TASK DIRECTIONS
Sort through the entries below and pull out lines containing the word "background".

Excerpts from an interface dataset
[Start of Attachment]

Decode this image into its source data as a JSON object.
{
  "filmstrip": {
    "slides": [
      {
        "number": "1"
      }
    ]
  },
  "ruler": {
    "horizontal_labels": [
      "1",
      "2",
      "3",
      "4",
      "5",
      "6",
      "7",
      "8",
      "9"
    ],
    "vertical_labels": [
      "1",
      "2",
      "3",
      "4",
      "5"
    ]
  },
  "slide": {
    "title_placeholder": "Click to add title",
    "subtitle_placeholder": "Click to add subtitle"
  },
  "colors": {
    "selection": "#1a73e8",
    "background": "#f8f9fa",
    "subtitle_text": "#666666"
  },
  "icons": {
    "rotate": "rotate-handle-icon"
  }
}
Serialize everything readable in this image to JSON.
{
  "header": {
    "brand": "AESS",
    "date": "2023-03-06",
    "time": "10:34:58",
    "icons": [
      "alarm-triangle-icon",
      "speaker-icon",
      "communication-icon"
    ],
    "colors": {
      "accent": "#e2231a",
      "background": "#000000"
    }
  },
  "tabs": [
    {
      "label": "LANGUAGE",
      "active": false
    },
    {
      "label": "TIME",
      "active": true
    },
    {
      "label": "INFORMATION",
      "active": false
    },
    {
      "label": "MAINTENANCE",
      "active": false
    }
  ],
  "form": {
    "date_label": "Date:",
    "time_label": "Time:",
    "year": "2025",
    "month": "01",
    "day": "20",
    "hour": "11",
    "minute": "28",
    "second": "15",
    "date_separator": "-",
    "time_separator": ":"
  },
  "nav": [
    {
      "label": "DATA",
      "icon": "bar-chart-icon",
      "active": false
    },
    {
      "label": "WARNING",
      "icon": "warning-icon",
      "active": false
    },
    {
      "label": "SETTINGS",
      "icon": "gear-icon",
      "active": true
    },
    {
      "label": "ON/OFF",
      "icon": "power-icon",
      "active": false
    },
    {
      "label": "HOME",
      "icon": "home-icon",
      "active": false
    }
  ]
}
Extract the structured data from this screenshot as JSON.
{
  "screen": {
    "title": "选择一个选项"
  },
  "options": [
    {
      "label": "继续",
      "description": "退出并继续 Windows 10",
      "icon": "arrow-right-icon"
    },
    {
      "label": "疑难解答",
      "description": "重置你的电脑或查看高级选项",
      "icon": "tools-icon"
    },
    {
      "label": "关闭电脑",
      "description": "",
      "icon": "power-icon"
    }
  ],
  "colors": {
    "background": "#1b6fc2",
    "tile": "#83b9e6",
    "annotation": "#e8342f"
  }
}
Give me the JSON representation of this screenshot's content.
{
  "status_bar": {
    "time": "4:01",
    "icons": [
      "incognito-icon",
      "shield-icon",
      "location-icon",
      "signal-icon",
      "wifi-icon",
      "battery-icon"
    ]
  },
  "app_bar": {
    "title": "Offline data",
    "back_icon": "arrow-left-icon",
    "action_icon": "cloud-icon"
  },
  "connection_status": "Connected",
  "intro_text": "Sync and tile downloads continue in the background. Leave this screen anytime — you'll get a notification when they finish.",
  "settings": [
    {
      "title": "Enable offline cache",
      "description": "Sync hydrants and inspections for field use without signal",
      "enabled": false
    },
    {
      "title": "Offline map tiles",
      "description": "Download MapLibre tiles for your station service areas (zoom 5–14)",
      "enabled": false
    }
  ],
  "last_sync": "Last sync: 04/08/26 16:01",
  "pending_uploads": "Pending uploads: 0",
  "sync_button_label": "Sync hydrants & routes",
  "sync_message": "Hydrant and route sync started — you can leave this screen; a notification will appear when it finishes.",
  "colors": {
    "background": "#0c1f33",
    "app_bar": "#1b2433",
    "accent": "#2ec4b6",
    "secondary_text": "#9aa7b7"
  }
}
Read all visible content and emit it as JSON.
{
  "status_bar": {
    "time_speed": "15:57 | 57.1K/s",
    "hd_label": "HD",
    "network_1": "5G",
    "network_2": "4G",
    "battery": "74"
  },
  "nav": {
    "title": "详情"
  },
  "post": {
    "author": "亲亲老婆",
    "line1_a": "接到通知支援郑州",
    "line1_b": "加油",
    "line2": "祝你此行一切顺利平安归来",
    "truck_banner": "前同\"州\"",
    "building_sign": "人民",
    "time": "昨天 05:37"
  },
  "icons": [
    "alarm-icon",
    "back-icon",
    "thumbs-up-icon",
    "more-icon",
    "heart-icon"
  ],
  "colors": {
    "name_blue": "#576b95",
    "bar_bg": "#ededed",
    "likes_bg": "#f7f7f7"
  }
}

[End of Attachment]

ANSWER BOX
    "background": "#f8f9fa",
      "background": "#000000"
    "background": "#1b6fc2",
  "intro_text": "Sync and tile downloads continue in the background. Leave this screen anytime — you'll get a notification when they finish.",
    "background": "#0c1f33",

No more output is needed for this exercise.